Last week was finals week at CSU. Students were sitting in corners and sprawled outside reviewing notes. Faculty were proctoring and grading, and all this assessment activity got me thinking about the stereotype threat that some students were experiencing as we all worked to conclude the semester.
Stereotype threat is a phenomenon where if a person is being assessed in an area where their group is stereotyped as performing poorly, that person experiences a higher amount of stress as they try to prove the stereotype wrong. This extra stress has a negative effect on their performance and contributes to a cycle where the person experiencing stereotype threat then confirms the stereotype to themselves and others. Stereotype threat was first conceptualized and researched by Steele and Aronson in the mid-nineties when they showed that African Americans performed worse on a test for intellect when the stereotype of African Americans tending to perform worse on these tests was invoked before testing. Stereotype threat effects have also been demonstrated in research assessing girls and women in math and assessing white people in athletics.
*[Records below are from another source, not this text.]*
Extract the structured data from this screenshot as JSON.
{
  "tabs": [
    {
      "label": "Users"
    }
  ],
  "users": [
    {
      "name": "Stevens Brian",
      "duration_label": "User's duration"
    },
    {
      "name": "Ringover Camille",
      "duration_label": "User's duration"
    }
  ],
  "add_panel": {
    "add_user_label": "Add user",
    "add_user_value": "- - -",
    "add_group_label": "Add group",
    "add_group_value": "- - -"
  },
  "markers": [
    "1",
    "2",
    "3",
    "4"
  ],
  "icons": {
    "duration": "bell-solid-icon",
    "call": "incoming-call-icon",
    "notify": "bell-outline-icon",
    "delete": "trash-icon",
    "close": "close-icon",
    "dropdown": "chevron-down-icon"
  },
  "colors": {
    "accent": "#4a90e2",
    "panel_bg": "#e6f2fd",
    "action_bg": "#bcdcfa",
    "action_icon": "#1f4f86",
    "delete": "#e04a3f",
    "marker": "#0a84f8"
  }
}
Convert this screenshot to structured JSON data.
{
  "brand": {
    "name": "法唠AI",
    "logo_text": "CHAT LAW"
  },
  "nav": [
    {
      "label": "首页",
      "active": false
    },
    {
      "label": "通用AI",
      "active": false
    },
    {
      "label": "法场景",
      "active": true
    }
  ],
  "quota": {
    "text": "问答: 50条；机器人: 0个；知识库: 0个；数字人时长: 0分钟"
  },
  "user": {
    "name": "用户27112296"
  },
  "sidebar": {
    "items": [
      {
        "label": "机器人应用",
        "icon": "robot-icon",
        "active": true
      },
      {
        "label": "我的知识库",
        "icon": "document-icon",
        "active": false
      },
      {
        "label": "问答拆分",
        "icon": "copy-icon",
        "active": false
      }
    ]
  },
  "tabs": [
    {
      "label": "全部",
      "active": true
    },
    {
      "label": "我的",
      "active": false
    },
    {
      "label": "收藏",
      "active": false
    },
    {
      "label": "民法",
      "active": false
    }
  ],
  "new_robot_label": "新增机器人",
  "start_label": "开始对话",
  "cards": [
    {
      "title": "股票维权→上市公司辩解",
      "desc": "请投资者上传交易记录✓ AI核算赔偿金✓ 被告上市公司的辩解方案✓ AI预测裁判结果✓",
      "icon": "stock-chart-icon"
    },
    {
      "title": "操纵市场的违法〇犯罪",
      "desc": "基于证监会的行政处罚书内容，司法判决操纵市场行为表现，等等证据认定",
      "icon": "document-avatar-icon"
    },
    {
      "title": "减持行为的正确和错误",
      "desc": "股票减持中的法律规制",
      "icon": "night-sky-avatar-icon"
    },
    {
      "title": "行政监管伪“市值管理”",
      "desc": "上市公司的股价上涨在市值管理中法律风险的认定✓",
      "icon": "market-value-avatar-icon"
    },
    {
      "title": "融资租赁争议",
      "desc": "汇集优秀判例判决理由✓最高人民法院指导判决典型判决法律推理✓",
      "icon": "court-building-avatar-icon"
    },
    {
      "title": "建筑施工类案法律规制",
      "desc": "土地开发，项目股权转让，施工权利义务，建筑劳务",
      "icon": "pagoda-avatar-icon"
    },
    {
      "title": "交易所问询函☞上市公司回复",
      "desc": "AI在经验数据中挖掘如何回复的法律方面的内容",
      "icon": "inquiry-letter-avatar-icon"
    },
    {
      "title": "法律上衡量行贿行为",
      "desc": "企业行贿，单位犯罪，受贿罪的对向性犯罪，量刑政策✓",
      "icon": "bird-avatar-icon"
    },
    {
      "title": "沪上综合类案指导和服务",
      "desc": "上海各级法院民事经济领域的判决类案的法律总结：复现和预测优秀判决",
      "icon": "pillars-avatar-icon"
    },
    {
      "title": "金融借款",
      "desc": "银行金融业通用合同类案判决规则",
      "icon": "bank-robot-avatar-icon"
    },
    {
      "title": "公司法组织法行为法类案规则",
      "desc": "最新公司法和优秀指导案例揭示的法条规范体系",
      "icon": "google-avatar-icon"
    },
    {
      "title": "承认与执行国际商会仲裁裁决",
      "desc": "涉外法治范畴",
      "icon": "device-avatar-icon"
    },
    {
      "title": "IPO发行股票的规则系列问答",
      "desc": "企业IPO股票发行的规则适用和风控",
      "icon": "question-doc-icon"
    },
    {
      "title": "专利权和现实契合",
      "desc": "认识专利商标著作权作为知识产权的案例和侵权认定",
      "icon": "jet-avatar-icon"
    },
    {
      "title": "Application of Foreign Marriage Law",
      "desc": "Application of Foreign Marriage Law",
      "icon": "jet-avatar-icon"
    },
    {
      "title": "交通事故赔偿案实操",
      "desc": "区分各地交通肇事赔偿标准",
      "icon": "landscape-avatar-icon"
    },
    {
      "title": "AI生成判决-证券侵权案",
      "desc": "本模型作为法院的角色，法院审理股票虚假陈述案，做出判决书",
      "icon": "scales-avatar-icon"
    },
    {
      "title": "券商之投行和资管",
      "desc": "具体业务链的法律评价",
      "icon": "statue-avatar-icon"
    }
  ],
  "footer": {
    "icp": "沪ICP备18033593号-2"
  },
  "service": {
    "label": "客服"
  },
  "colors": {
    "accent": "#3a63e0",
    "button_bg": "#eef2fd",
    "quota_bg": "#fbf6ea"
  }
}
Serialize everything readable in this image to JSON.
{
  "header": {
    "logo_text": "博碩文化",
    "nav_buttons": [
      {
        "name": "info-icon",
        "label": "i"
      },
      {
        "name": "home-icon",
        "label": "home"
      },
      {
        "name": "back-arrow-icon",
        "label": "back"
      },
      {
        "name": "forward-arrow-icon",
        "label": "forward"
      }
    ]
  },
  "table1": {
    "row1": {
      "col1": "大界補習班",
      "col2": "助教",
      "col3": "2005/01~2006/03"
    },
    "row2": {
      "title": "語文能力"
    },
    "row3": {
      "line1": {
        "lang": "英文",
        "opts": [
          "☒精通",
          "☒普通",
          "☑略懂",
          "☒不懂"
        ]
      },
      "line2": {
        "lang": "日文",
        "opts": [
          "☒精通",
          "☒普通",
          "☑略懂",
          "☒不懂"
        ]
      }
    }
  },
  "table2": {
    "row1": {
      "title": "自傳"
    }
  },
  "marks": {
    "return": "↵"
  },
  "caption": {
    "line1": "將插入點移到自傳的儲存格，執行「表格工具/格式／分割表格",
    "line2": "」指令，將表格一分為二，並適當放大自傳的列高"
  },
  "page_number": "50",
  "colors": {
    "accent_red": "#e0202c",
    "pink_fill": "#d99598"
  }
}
In these studies, stereotype threat had its measurable effect when the stereotype was invoked at the start of the assessment. Those being tested were told/reminded that their group tended to not do well on the type of test they were taking. Now, you’re probably thinking, why is this applicable to us now? Certainly, faculty members aren’t suggesting to any test-takers that members of their group tend to do worse on their finals! And, that’s probably true, but what we do need to consider is all the signals that learners from stereotyped groups receive in the university. What if you are one of the only women and/or people of color in your advanced STEMM (science, technology, engineering, math, and medicine) class? Wouldn’t that remind you of the stereotypes that say your group is not as good at the subject?
Another instance I see in higher ed is the standardized tests students often need to take to get to the next level of education or their career. I’m thinking of tests like the SAT, the GRE, and for our D.V.M. students, the NAVLE. These tests tend to be offered in testing centers, where the test-takers are treated as if they might cheat. Test takers report having to have their glasses examined, having to remove jewelry or extra clothing, being limited in how much water they can have, and if and when they can use the restroom. Treating test-takers as criminals likely has an impact on learners from groups that are stereotyped as criminals, including Black and Latinx students. What might be the stereotype threat impact for learners in these groups who are treated like criminals and then asked to take a high-stakes test?
On the flipside, students with dominant identities sometimes experience stereotype lift. If they are aware of the negative stereotypes of other groups, their performance is bolstered in assessments. When we consider this pushing effect against marginalized students and for dominant students, we begin to understand what is sometimes referred to as the “achievement gap” from a very different perspective.
So, what can we do? We’ve had many conversations about implicit bias at CSU and beyond, but we often leave out the interplay between implicit biases with stereotypes. Implicit biases in and of themselves are held by everyone, but consequences manifest when those biases coincide with negative stereotypes against marginalized groups. Walton and Cohen (2003) also suggest that explicit debunking of stereotypes can help alleviate stereotype threat and stereotype lift. We need to better include in our conversations the power systems and oppressive structures in higher education that effectively leave the threat in the air.